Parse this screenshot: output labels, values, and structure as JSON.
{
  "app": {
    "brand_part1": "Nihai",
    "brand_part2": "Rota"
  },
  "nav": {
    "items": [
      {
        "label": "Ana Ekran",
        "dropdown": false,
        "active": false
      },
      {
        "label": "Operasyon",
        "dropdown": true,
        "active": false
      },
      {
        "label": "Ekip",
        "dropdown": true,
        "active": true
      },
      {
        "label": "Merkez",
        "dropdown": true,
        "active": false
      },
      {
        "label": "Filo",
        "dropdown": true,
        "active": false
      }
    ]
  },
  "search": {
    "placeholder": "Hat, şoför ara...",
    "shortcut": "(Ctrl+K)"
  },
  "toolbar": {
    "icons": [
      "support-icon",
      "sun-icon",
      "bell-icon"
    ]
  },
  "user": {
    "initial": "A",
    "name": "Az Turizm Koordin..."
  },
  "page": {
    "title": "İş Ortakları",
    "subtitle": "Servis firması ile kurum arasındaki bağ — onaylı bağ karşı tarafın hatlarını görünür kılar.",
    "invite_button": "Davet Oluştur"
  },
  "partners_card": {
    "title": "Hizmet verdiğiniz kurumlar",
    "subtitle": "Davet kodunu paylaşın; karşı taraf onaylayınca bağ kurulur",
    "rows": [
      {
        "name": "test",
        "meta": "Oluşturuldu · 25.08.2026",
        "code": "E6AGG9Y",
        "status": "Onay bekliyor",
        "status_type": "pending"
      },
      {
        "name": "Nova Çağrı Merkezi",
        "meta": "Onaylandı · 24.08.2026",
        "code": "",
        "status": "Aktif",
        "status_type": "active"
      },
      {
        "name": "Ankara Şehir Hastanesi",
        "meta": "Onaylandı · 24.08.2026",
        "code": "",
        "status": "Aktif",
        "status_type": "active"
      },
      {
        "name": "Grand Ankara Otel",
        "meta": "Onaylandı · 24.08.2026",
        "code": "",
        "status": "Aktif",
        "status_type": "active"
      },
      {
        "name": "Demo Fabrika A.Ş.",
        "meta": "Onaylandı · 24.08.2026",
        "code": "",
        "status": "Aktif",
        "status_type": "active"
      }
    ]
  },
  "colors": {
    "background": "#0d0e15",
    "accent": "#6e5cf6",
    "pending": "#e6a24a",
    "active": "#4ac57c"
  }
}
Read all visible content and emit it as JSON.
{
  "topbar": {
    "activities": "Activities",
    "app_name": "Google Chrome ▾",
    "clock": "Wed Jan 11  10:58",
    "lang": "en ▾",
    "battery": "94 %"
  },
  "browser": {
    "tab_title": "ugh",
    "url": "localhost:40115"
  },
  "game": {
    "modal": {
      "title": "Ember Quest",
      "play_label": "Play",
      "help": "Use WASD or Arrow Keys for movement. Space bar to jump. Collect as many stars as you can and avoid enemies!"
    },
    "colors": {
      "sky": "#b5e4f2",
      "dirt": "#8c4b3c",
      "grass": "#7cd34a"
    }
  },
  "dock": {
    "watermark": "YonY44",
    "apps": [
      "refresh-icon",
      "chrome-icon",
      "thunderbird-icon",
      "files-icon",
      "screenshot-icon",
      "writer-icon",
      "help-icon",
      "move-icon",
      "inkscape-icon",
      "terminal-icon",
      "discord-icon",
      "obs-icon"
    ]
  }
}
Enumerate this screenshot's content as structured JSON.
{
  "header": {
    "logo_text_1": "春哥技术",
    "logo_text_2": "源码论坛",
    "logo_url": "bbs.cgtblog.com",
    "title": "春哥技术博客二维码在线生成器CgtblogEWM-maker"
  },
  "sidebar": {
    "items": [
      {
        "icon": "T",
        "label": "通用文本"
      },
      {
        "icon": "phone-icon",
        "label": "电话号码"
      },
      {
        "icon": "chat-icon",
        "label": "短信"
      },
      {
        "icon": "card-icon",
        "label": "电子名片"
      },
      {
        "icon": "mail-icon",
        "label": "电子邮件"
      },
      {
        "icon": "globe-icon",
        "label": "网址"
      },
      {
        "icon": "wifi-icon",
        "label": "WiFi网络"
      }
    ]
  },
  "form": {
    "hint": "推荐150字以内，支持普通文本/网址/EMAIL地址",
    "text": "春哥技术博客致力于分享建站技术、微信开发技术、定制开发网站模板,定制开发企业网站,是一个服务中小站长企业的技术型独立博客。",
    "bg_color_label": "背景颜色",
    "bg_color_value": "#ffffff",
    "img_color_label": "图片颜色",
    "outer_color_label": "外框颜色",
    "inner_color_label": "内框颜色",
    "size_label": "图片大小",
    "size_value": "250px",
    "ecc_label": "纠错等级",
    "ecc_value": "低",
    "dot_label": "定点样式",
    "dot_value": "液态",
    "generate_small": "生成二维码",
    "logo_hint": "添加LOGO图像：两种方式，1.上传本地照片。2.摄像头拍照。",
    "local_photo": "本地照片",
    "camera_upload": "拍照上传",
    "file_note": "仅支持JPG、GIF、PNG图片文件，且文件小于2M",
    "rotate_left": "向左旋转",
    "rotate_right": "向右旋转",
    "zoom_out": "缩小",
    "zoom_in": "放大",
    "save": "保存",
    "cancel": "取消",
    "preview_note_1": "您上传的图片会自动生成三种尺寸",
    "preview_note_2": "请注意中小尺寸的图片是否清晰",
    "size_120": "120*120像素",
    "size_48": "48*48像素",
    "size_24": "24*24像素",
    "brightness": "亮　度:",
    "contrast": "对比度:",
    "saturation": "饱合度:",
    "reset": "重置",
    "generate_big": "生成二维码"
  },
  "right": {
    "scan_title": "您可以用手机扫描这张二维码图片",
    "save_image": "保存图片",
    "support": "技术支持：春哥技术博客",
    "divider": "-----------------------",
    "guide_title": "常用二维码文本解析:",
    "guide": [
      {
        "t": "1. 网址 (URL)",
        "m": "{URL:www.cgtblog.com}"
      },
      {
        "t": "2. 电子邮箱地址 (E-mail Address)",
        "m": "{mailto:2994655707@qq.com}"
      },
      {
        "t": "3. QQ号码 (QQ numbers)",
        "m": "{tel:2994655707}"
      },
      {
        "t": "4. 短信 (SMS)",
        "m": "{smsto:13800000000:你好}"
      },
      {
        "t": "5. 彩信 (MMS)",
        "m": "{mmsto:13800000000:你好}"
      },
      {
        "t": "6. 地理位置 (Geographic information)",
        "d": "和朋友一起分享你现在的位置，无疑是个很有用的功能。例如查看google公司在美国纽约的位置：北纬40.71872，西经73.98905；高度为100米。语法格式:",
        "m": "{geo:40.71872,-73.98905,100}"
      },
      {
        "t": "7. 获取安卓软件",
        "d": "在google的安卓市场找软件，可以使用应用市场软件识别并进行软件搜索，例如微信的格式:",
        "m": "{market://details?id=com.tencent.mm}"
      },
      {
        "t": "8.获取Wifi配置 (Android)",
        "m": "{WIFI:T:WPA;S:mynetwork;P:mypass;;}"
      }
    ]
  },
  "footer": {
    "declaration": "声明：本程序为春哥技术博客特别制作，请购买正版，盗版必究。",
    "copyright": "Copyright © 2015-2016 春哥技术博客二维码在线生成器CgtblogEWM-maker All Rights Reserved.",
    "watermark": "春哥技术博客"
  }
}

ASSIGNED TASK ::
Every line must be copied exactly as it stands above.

RESPONSE AREA ::
Parse this screenshot: output labels, values, and structure as JSON.
{
  "app": {
    "brand_part1": "Nihai",
    "brand_part2": "Rota"
  },
  "nav": {
    "items": [
      {
        "label": "Ana Ekran",
        "dropdown": false,
        "active": false
      },
      {
        "label": "Operasyon",
        "dropdown": true,
        "active": false
      },
      {
        "label": "Ekip",
        "dropdown": true,
        "active": true
      },
      {
        "label": "Merkez",
        "dropdown": true,
        "active": false
      },
      {
        "label": "Filo",
        "dropdown": true,
        "active": false
      }
    ]
  },
  "search": {
    "placeholder": "Hat, şoför ara...",
    "shortcut": "(Ctrl+K)"
  },
  "toolbar": {
    "icons": [
      "support-icon",
      "sun-icon",
      "bell-icon"
    ]
  },
  "user": {
    "initial": "A",
    "name": "Az Turizm Koordin..."
  },
  "page": {
    "title": "İş Ortakları",
    "subtitle": "Servis firması ile kurum arasındaki bağ — onaylı bağ karşı tarafın hatlarını görünür kılar.",
    "invite_button": "Davet Oluştur"
  },
  "partners_card": {
    "title": "Hizmet verdiğiniz kurumlar",
    "subtitle": "Davet kodunu paylaşın; karşı taraf onaylayınca bağ kurulur",
    "rows": [
      {
        "name": "test",
        "meta": "Oluşturuldu · 25.08.2026",
        "code": "E6AGG9Y",
        "status": "Onay bekliyor",
        "status_type": "pending"
      },
      {
        "name": "Nova Çağrı Merkezi",
        "meta": "Onaylandı · 24.08.2026",
        "code": "",
        "status": "Aktif",
        "status_type": "active"
      },
      {
        "name": "Ankara Şehir Hastanesi",
        "meta": "Onaylandı · 24.08.2026",
        "code": "",
        "status": "Aktif",
        "status_type": "active"
      },
      {
        "name": "Grand Ankara Otel",
        "meta": "Onaylandı · 24.08.2026",
        "code": "",
        "status": "Aktif",
        "status_type": "active"
      },
      {
        "name": "Demo Fabrika A.Ş.",
        "meta": "Onaylandı · 24.08.2026",
        "code": "",
        "status": "Aktif",
        "status_type": "active"
      }
    ]
  },
  "colors": {
    "background": "#0d0e15",
    "accent": "#6e5cf6",
    "pending": "#e6a24a",
    "active": "#4ac57c"
  }
}
Read all visible content and emit it as JSON.
{
  "topbar": {
    "activities": "Activities",
    "app_name": "Google Chrome ▾",
    "clock": "Wed Jan 11  10:58",
    "lang": "en ▾",
    "battery": "94 %"
  },
  "browser": {
    "tab_title": "ugh",
    "url": "localhost:40115"
  },
  "game": {
    "modal": {
      "title": "Ember Quest",
      "play_label": "Play",
      "help": "Use WASD or Arrow Keys for movement. Space bar to jump. Collect as many stars as you can and avoid enemies!"
    },
    "colors": {
      "sky": "#b5e4f2",
      "dirt": "#8c4b3c",
      "grass": "#7cd34a"
    }
  },
  "dock": {
    "watermark": "YonY44",
    "apps": [
      "refresh-icon",
      "chrome-icon",
      "thunderbird-icon",
      "files-icon",
      "screenshot-icon",
      "writer-icon",
      "help-icon",
      "move-icon",
      "inkscape-icon",
      "terminal-icon",
      "discord-icon",
      "obs-icon"
    ]
  }
}
Enumerate this screenshot's content as structured JSON.
{
  "header": {
    "logo_text_1": "春哥技术",
    "logo_text_2": "源码论坛",
    "logo_url": "bbs.cgtblog.com",
    "title": "春哥技术博客二维码在线生成器CgtblogEWM-maker"
  },
  "sidebar": {
    "items": [
      {
        "icon": "T",
        "label": "通用文本"
      },
      {
        "icon": "phone-icon",
        "label": "电话号码"
      },
      {
        "icon": "chat-icon",
        "label": "短信"
      },
      {
        "icon": "card-icon",
        "label": "电子名片"
      },
      {
        "icon": "mail-icon",
        "label": "电子邮件"
      },
      {
        "icon": "globe-icon",
        "label": "网址"
      },
      {
        "icon": "wifi-icon",
        "label": "WiFi网络"
      }
    ]
  },
  "form": {
    "hint": "推荐150字以内，支持普通文本/网址/EMAIL地址",
    "text": "春哥技术博客致力于分享建站技术、微信开发技术、定制开发网站模板,定制开发企业网站,是一个服务中小站长企业的技术型独立博客。",
    "bg_color_label": "背景颜色",
    "bg_color_value": "#ffffff",
    "img_color_label": "图片颜色",
    "outer_color_label": "外框颜色",
    "inner_color_label": "内框颜色",
    "size_label": "图片大小",
    "size_value": "250px",
    "ecc_label": "纠错等级",
    "ecc_value": "低",
    "dot_label": "定点样式",
    "dot_value": "液态",
    "generate_small": "生成二维码",
    "logo_hint": "添加LOGO图像：两种方式，1.上传本地照片。2.摄像头拍照。",
    "local_photo": "本地照片",
    "camera_upload": "拍照上传",
    "file_note": "仅支持JPG、GIF、PNG图片文件，且文件小于2M",
    "rotate_left": "向左旋转",
    "rotate_right": "向右旋转",
    "zoom_out": "缩小",
    "zoom_in": "放大",
    "save": "保存",
    "cancel": "取消",
    "preview_note_1": "您上传的图片会自动生成三种尺寸",
    "preview_note_2": "请注意中小尺寸的图片是否清晰",
    "size_120": "120*120像素",
    "size_48": "48*48像素",
    "size_24": "24*24像素",
    "brightness": "亮　度:",
    "contrast": "对比度:",
    "saturation": "饱合度:",
    "reset": "重置",
    "generate_big": "生成二维码"
  },
  "right": {
    "scan_title": "您可以用手机扫描这张二维码图片",
    "save_image": "保存图片",
    "support": "技术支持：春哥技术博客",
    "divider": "-----------------------",
    "guide_title": "常用二维码文本解析:",
    "guide": [
      {
        "t": "1. 网址 (URL)",
        "m": "{URL:www.cgtblog.com}"
      },
      {
        "t": "2. 电子邮箱地址 (E-mail Address)",
        "m": "{mailto:2994655707@qq.com}"
      },
      {
        "t": "3. QQ号码 (QQ numbers)",
        "m": "{tel:2994655707}"
      },
      {
        "t": "4. 短信 (SMS)",
        "m": "{smsto:13800000000:你好}"
      },
      {
        "t": "5. 彩信 (MMS)",
        "m": "{mmsto:13800000000:你好}"
      },
      {
        "t": "6. 地理位置 (Geographic information)",
        "d": "和朋友一起分享你现在的位置，无疑是个很有用的功能。例如查看google公司在美国纽约的位置：北纬40.71872，西经73.98905；高度为100米。语法格式:",
        "m": "{geo:40.71872,-73.98905,100}"
      },
      {
        "t": "7. 获取安卓软件",
        "d": "在google的安卓市场找软件，可以使用应用市场软件识别并进行软件搜索，例如微信的格式:",
        "m": "{market://details?id=com.tencent.mm}"
      },
      {
        "t": "8.获取Wifi配置 (Android)",
        "m": "{WIFI:T:WPA;S:mynetwork;P:mypass;;}"
      }
    ]
  },
  "footer": {
    "declaration": "声明：本程序为春哥技术博客特别制作，请购买正版，盗版必究。",
    "copyright": "Copyright © 2015-2016 春哥技术博客二维码在线生成器CgtblogEWM-maker All Rights Reserved.",
    "watermark": "春哥技术博客"
  }
}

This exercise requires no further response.